The story was passed on to my from a friend who knows I volunteer with a local group that seeks to raise awareness of human trafficking, as well as to become active in eliminating human trafficking in our county. From what I have read on this particular case, there is no evidence of human trafficking. It is possible though: a case where a woman is in the USA illegally, working in a massage parlor and selling herself, often includes someone higher up forcing her into the whole thing.
What struck me as I read this article was that the difference between prostitution and pornography is whether it is being filmed. This woman was arrested for accepting money in exchange for sex. Such an action, prostitution, is illegal. Yet pornography is women being paid to have sex…on film.
So I wonder (and I do not mean to sound flippant about the situation), if she just turned a camera on, could she claim she is not guilty of prostitution because she is making pornography?
It makes me wonder why pornography is unquestionably legal? Why is sex for money wrong, until a camera is filming it?
I do not think the solution is simply to legalize prostitution. This is a debate that is beyond what I am writing here. But from what I have read, legalizing prostitution does not end the inherent abuse of women and other crimes that surround prostitution. In other words, an abusive pimp does not become a legitimate businessman because the law is changed. If you want to read more about this, I would suggest you go here, here and here.
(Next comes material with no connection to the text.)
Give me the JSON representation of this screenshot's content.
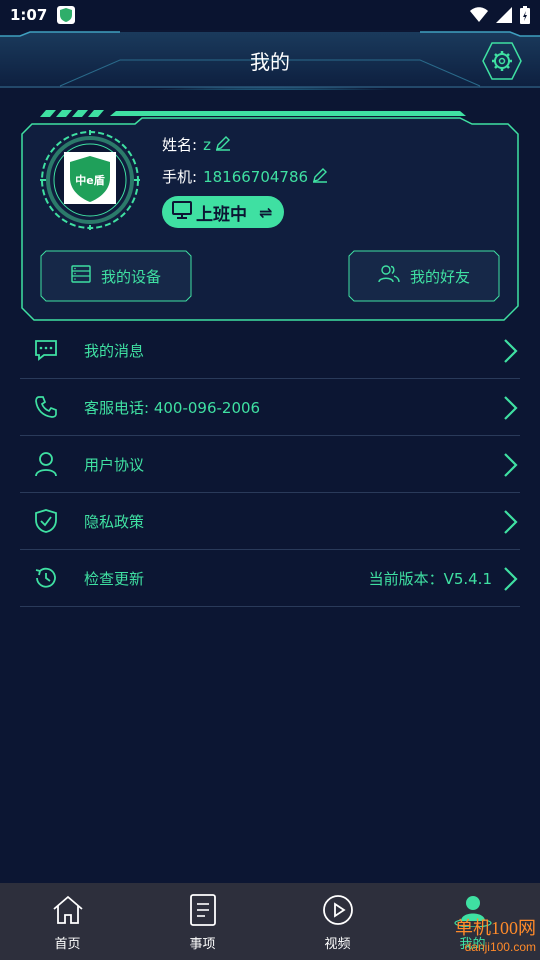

The growth of pornography in our culture is frightening. It is damaging to those who consume it and it is damaging to those who make it. What would it take to change the conversation in such a way that we are able to question the legality of it?